Wednesday March 22, 2023

Life in the lower depths

July 03, 2022

With another increase in the prices of all petroleum products on the first of July, the general sense of gloom over the rising cost of living is sure to deepen. It is becoming harder for the ordinary citizen to bear with the hard decisions that this government is compelled to take in trying to set its economic house in order.

As Finance Minister Miftah Ismail has explained, the petroleum levy has been imposed to revive the IMF programme that was suspended four months ago. Minister of State for Petroleum Musadik Malik has reassured that the new government had stopped the downfall of the country’s fiscal position that was leading it towards default a few weeks ago.

At the same time, of course, the top officials have conceded that with this new price hike, the difficulties of the poor and the middle class would also increase. They have repeatedly acknowledged that tough times are ahead and this period of difficulties may last for three or four months.

But this promise of relief in the near future will be lost on those who are already struggling for survival. In fact, these additional burdens have only added to their almost immortal longings for a life of some ease and dignity. And though the poor may have been accustomed to their misery, there is no way of knowing how this fresh onslaught of monetary distress would affect their lives and social behaviour – in a personal or collective sense.
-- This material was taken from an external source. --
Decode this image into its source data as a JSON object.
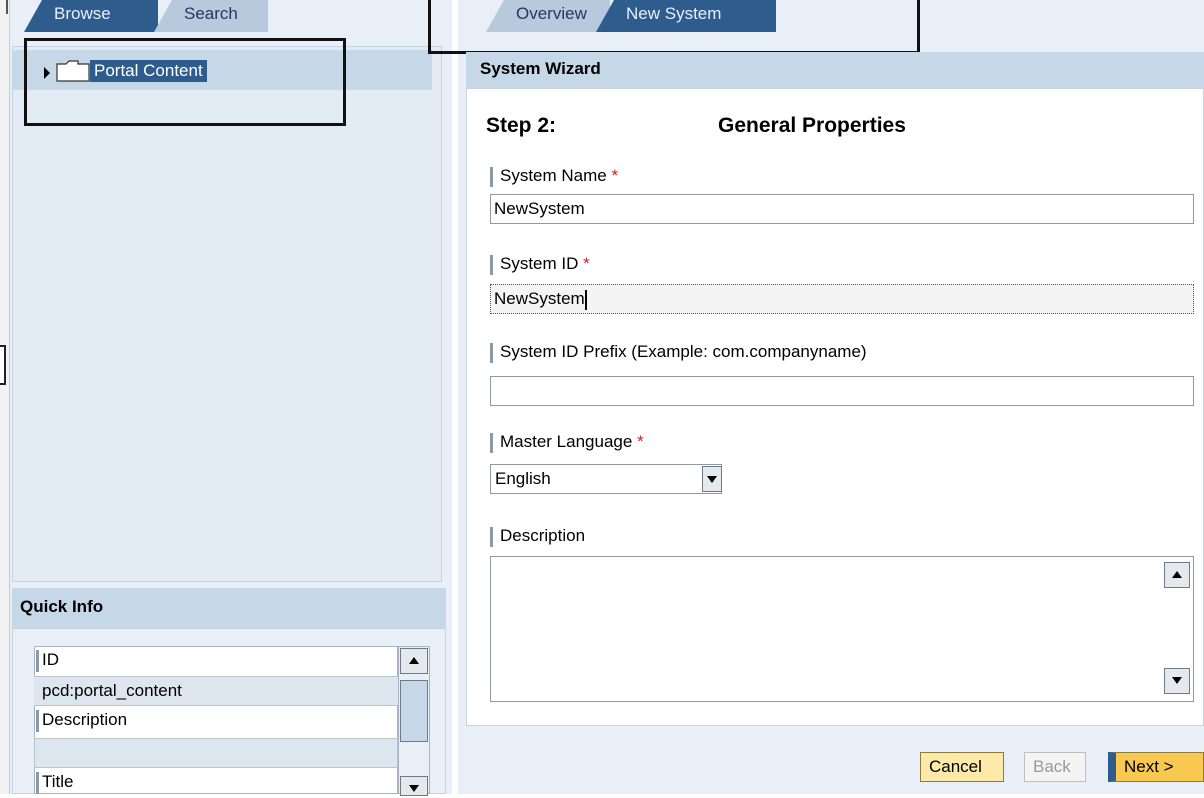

Last week, I had underlined the role that the rich must play to carry out their obligations towards society as such, particularly in honestly paying the higher taxes being imposed on them (‘A portrait of the rich’, June 26, 2022). I had attempted to enlarge this subject to suggest the launching of a proper study of how the elites had earned their wealth and what they were doing with it, in terms of their lifestyles and social commitments.

This week, let me venture to shift the lens in the opposite direction to grasp an entire vista of abject deprivation in more than a material sense. Again, I must confess that being only a poor scribe, I have no expertise to proficiently investigate the lives of the vast majority of this country that constitutes the poor and the lower middle class.

I am also not sure how this classification is to be defined. Do I, personally, belong to the middle class, just being able to make do and finding it more and more difficult to pay the bills? It is presumed that the middle class is the backbone of the system and plays a key role in advancing social and economic growth. It should also include what we may call the intelligentsia – the educated professionals who lend creativity and purpose to all national endeavours.

Incidentally, we may have some assumptions about how the rich live when we go past their high-walled mansions or have an opportunity to get a glimpse of their gated communities. We see them being driven in their shiny SUVs, at times being followed by armed guards. The lifestyles of the rich and famous may largely remain out of sight but they have a way of showing themselves off.

On the other hand, the natural habitats, so to say, of the poor remain mostly out of sight. A guided tour of the low income neighbourhoods and slums of Karachi would be a revelation for those who live air-conditioned lives. Yet, they are there and in innumerable numbers. Being in their midst would also certify the abominable fact that Pakistan is now not sixth but the fifth most populous country in the world. This is relevant for our economic challenges, though I am not concerned here with the statistical or conceptual intricacies of the economy.

Frankly, the thoughts I am sharing here were prompted by a few human encounters and stories some friends related about the privations of those who came to them for help. The stories are invariably heartrending. And there is not much that one can do to lessen the pain of some deeply wounded lives. The prices of essential items have risen so sharply that most households in the middle and lower class are not fully able to balance their budgets.

There is little evidence of any seminal discussion on this impoverishment of Pakistani society. It is possible for the rich to become richer in these circumstances, further enhancing the menace of disparity. Consider the example of fuel consumption in the country jumping 20 per cent during the past two months, when the prices were rising precipitously.

What can be the social and political consequences of the current surge in inflation? Does this portend any significant social unrest? Will the kind of disorder that we saw in Karachi, when residents of a locality came out to protest for water shortage and power breakdowns and blocked a main road, increase? Will street crime spread more widely? Will family ties become more brittle, sparking violence and antagonistic discord?

This list of questions can expand. But at one level, it is the mental health situation that is alarming. When people are not able to deal with the realities of their lives, there is likely to be a surge in the number of psychoses, including depression and anxiety disorders. Already, there is a lot of suppressed violence in society.

I will not elaborate but I saw these two headlines in an English daily on Tuesday, both datelined Karachi. One, on the front page: “Mobs lynch two ‘robbers’ to death, critically injure a third”. The other, on the city page: “Robbers kill youth over resistance”. Not very unusual. Yet there are clear signs of more deviant behaviour across the spectrum.

We do not know if the present structure of governance has any scope or capacity for social research to help develop viable strategies for maintaining peace, order and harmony in society. And are the rich, in their own vested interest, cognizant of the gathering storm?

The writer is a senior journalist. He can be reached at: ghazi_salahuddin@